> _Exercise details_
Can you copy out the data exactly? Leave the images out.
%%
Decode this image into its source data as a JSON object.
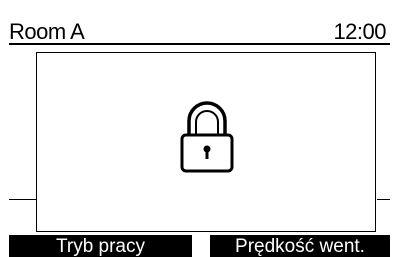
{
  "header": {
    "title": "Room A",
    "time": "12:00"
  },
  "dialog": {
    "icon": "lock-icon"
  },
  "softkeys": [
    {
      "label": "Tryb pracy"
    },
    {
      "label": "Prędkość went."
    }
  ]
}
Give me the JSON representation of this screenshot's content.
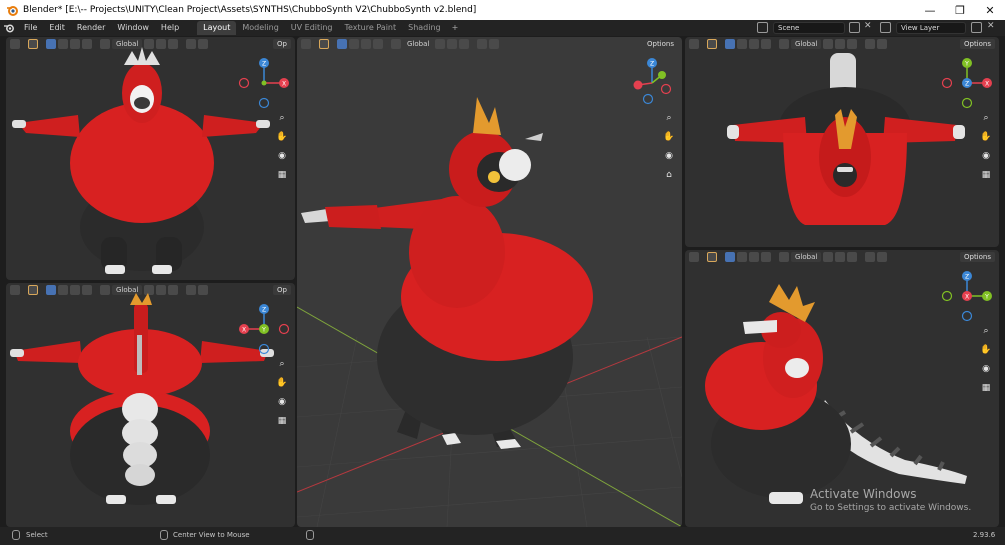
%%
> _Output_
Decode this image into its source data as a JSON object.
{
  "header": {
    "title": "Room A",
    "time": "12:00"
  },
  "dialog": {
    "icon": "lock-icon"
  },
  "softkeys": [
    {
      "label": "Tryb pracy"
    },
    {
      "label": "Prędkość went."
    }
  ]
}
Give me the JSON representation of this screenshot's content.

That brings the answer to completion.